Our ancestors have lived in the immediate vicinity of York since the Neolithic period (c.4000 – 2000 BC). Much of the surrounding Vale of York was probably unsuitable for settlement at this time because of its poorly drained and heavy clay soil which made farming difficult.
However, parts of the city, including the main campus of York University, sit on a moraine, a ridge of high ground left behind by retreating glaciers after the last Ice Age. This provides well-drained and sandy soils which were probably cultivated throughout prehistory.
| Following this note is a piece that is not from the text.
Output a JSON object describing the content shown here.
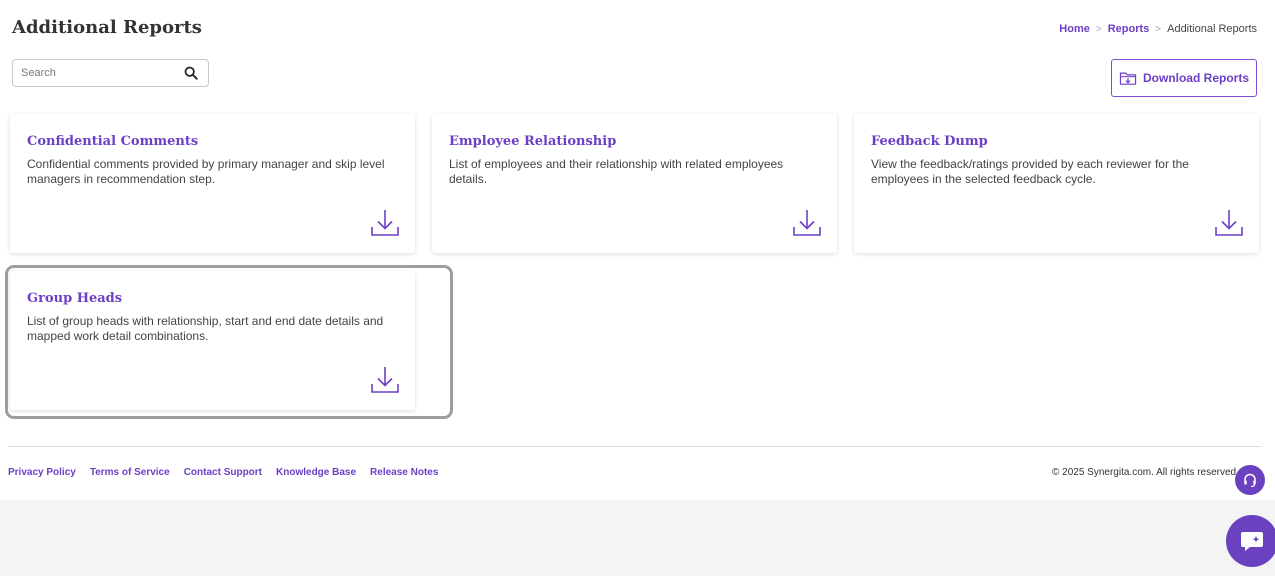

The moraine also offered a usable route joining the Yorkshire Wolds to the east and the Yorkshire Dales to the west.
Little is known of York in the Iron Age (c. 750 BC – AD 71), although when the Romans arrived it is known that they found a cultivated landscape not unlike parts of the valley of the river Ouse in nearby rural areas today. The Roman name for York, Eburacum, probably derives from a native name meaning the place of the yew trees. Helping to fill this gap in out historic understanding of the area is the discovery of a prehistoric settlement believed to date back 2,500 years unearthed on the ring road in York in July this year. City of York Council and York Archaeological Trust made the find at the Wetherby Road roundabout on the A1237 during junction improvements.
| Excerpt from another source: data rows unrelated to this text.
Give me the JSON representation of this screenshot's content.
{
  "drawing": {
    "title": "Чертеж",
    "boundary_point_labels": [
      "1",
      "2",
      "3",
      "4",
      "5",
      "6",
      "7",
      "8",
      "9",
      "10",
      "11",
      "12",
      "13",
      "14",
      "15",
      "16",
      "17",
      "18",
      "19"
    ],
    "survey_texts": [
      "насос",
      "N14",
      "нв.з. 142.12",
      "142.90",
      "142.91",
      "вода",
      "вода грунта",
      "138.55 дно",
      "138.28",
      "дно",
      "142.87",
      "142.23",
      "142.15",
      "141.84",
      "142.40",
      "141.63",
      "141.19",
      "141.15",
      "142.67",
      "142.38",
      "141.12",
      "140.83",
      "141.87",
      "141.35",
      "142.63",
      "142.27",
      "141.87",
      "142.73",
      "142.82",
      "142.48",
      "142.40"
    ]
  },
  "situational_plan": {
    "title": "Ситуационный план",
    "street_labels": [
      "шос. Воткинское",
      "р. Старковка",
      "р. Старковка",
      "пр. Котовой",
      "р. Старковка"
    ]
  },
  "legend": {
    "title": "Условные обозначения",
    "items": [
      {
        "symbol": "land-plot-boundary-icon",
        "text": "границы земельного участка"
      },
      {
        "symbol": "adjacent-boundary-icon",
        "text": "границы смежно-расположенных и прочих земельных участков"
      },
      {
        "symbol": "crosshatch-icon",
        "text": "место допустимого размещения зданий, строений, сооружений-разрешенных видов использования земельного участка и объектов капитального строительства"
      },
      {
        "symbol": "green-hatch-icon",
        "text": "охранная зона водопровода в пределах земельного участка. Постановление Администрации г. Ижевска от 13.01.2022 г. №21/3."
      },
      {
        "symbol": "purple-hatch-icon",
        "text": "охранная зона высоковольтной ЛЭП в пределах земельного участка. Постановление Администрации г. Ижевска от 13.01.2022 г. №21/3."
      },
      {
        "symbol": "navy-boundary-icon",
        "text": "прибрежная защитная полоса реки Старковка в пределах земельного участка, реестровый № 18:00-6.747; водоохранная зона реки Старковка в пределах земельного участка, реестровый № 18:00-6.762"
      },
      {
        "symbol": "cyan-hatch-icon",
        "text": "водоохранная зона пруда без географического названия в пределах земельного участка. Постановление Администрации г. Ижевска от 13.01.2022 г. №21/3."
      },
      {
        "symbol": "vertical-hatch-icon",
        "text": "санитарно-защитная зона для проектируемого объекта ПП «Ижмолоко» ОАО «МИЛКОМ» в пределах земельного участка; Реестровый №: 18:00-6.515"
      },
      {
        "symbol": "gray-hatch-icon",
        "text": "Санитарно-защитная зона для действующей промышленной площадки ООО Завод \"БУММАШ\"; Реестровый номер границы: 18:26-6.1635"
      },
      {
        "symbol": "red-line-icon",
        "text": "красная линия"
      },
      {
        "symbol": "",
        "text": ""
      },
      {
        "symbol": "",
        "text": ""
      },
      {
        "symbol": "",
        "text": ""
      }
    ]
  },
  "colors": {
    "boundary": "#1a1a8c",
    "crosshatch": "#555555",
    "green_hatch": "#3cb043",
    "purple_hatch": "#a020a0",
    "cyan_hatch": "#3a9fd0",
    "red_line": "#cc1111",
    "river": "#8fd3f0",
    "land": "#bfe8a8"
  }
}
A large ring ditch, described as "One of the biggest to be unearthed in York", was found, along with fragments of pottery. Other finds included fragments of volcanic rock which does not occur locally, in what is believed to be a hearth pit. Ian Milsted, Head of Archaeology for York Archaeological Trust, said 'We're excited to have recovered this important information and will now analyse the finds to understand the story of the people who lived here before the Romans founded the city.
Finds have also been made to the north of the enclosure with a series of other ditches that may indicate field boundaries associated with the settlement.